An added benefit for brands is that modern footballers are increasingly comfortable publicly embracing social causes such as anti-racism, youth education and equal pay for women in sport. There have been notable campaigns led by players like Manchester United footballer Marcus Rashford, Rapinoe and Héctor Bellerín, the Spanish footballer turned model, designer and environmentalist.

Brands now have the confidence to forge partnerships in football, knowing that the players wearing their apparel have distinct personalities, opinions and cultural significance that go far beyond the sport itself.

This has cultivated a more modern and socially conscious image of the sport, reflecting the fashion industry’s efforts in recent years to address shortcomings related to inclusivity and sustainability.

“Brands now have the confidence to forge partnerships in football, knowing that the players wearing their apparel have distinct personalities, opinions and cultural significance that go far beyond the sport itself,” Bellerín said. .

The rise of footballers as creators of cultural tastes has also created opportunities for new businesses, as well as luxury brands.

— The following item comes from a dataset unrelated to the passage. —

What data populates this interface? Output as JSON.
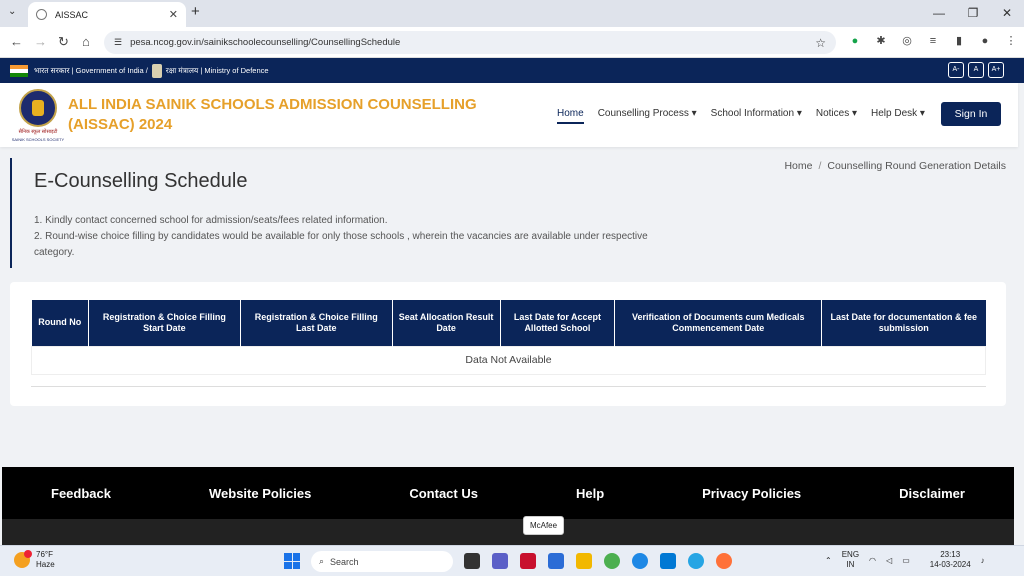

A host of creative agencies such as False 9, Super Vision Office and B-Engaged have positioned themselves at the center of the convergence of fashion and football, giving brands such as Valentino, Burberry and Calvin Klein coveted access to commercial activations with teams and players.

“The modern footballer, and the game as a whole, is now so diverse, so relevant and so authentic with so many [commercial] avenues to explore,” said Jordan Wise, co-founder of GAFFER and False 9.

For Bellerín, fashion and football have come a long way since “the days when there was only one player brands could do anything with: David Beckham”.

Comments are closed.